Fats’s piano rolls evidently made their way out to Toledo, Ohio, where Tatum grew up. So did the music of Lee Sims, the only other musician Tatum ever acknowledged as an influence. In recordings that are rarely heard today, Sims played elegant, florid arrangements of American songs from the early part of this century, gracefully covering the keyboard in the manner of, say, Thalberg or Mendelssohn. Tatum himself, it is important to note, studied classical piano with a Toledo musician named Overton Rainey. The influence of Sims, Tatum’s classical training and continuous lifelong exposure to classical music are subtly, yet unquestionably felt throughout Tatum’s work. From right- hand passagework sometimes based on nineteenth-century music to actual transcriptions of classical compositions and quotations from Ravel to Ethelbert Nevin, Tatum honoured the classical tradition in many subtle ways.
As an assimilator of Harlem Stride, Tatum almost immediately surpassed his mentors. His left hand, now “striding”, now “walking” in parallel motion, was flawlessly secure and steady.
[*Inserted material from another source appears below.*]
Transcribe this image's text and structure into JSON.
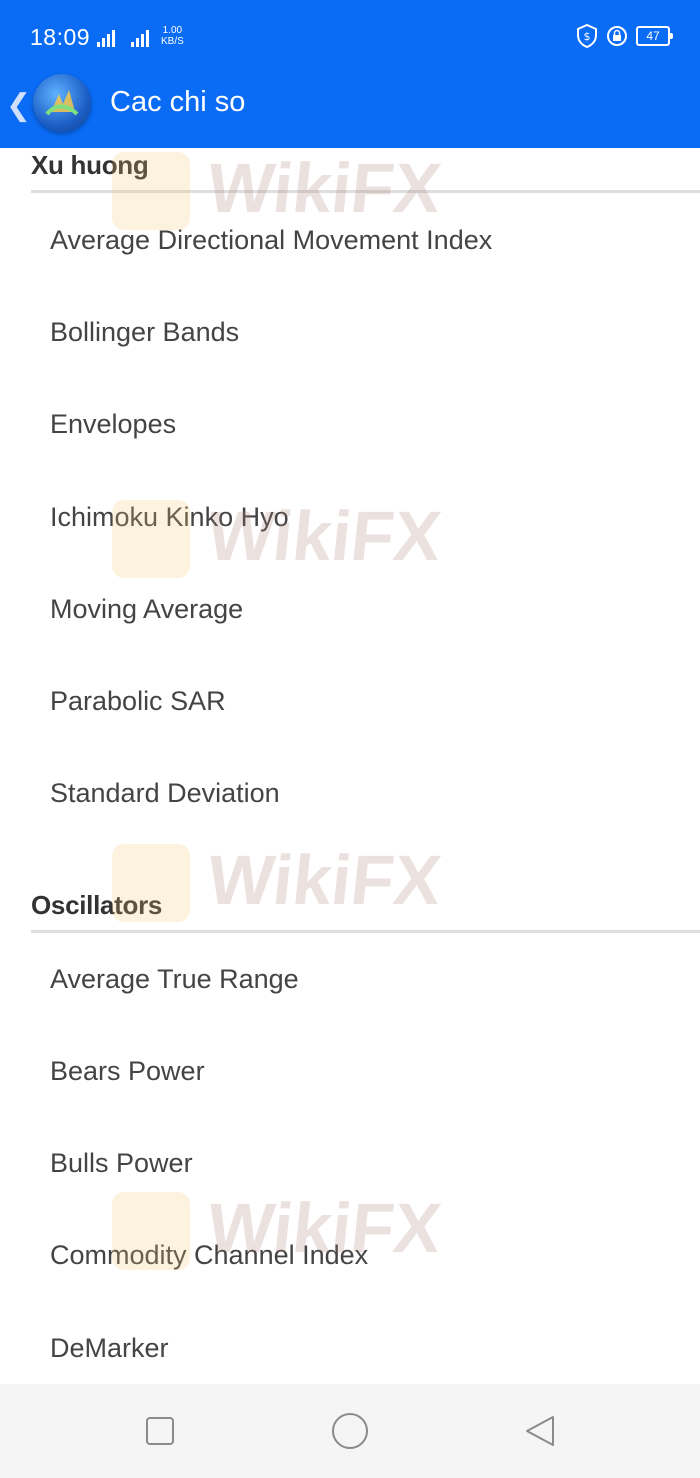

Where Fats Waller alternated low notes with mid-register chords, Tatum tried out basses with seamless tenths, often with notes in between. So-called “substitute” chords, made up of harmonies not envisaged by the composers of the original tunes, are already much in evidence in early Tatum. A striking example is the two-bar descending line of parallel chords leading back to the restatement of Tea for Two, about thirty seconds into the solo. The passage is not dissimilar to the kind of parallel motion one sees often in Debussy, and certainly it must have stood out in Harlem in 1933.
Most noticeably, florid and spectacularly rapid passagework set Tatum apart from his jazz influences. By 1933 he had developed an arsenal of pianistic embellishments which, when slowed down and analysed, are clearly derived from the slower paced runs of earlier stride pianists and related to, though different from, passages found in Chopin, Liszt and their contemporaries.
One barometer of Tatum’s development is his ever more far-reaching harmonic vocabulary. By the time he recorded Lover Come Back To Me, dissonance resolves to yet more dissonance, fully resolving only at phrase ending - and sometimes not even then. And what dissonance this is! Not random in the slightest, but completely the result of Tatum’s pushing against the outer limits of a system derived from earlier diatonic harmony, where basic chord relationships are kept strictly intact.
Tatum’s transcriptions of actual classical compositions demonstrate his wit and charm. As Fats Waller was wont to do, Tatum also enjoyed cracking a smile, and his conversation of Dvořák’s somewhat sentimental Humoresque, from folksy to downright sassy, is memorable. Elegy features almost classical configurations in the right hand, as opposed to the shimmering, speeded-up Waller-like runs in the 1933 solos.
Another characteristic of the best classical music is found more and more as Tatum develops: conciseness of expression. From Mozart to Debussy, economy of expression was a virtue, and in Tatum’s repertoire there existed certain pieces which were recorded over and over again, each time more concisely. The 1940 Sweet Lorraine, though not Tatum’s last, is unsurpassable in this respect. Each succeeding restatement of the tune completely alters it slightly, yet the differences are so small and well chosen that a first time listener who comes in the room in the midst of the solo almost cannot be sure that he is not hearing the actual tune. That Tatum’s improvisations on the tune here are as pleasing as the tune itself, yet hardly different from it, shows a level of musical thought to which few jazz artists have ever aspired. It was as if Tatum, when at his best, possessed a gift for instant composition, much in the way that Mozart composed in his head and only wrote it down later.
Tatum’s work was, among other things, a fusion of Harlem Stride, ingenious pianistic extensions, humour, harmony that stretched its language to the limits, and the subtlest of improvisational techniques. His complex art justifies hearing, rehearing, study and performance.
Close the window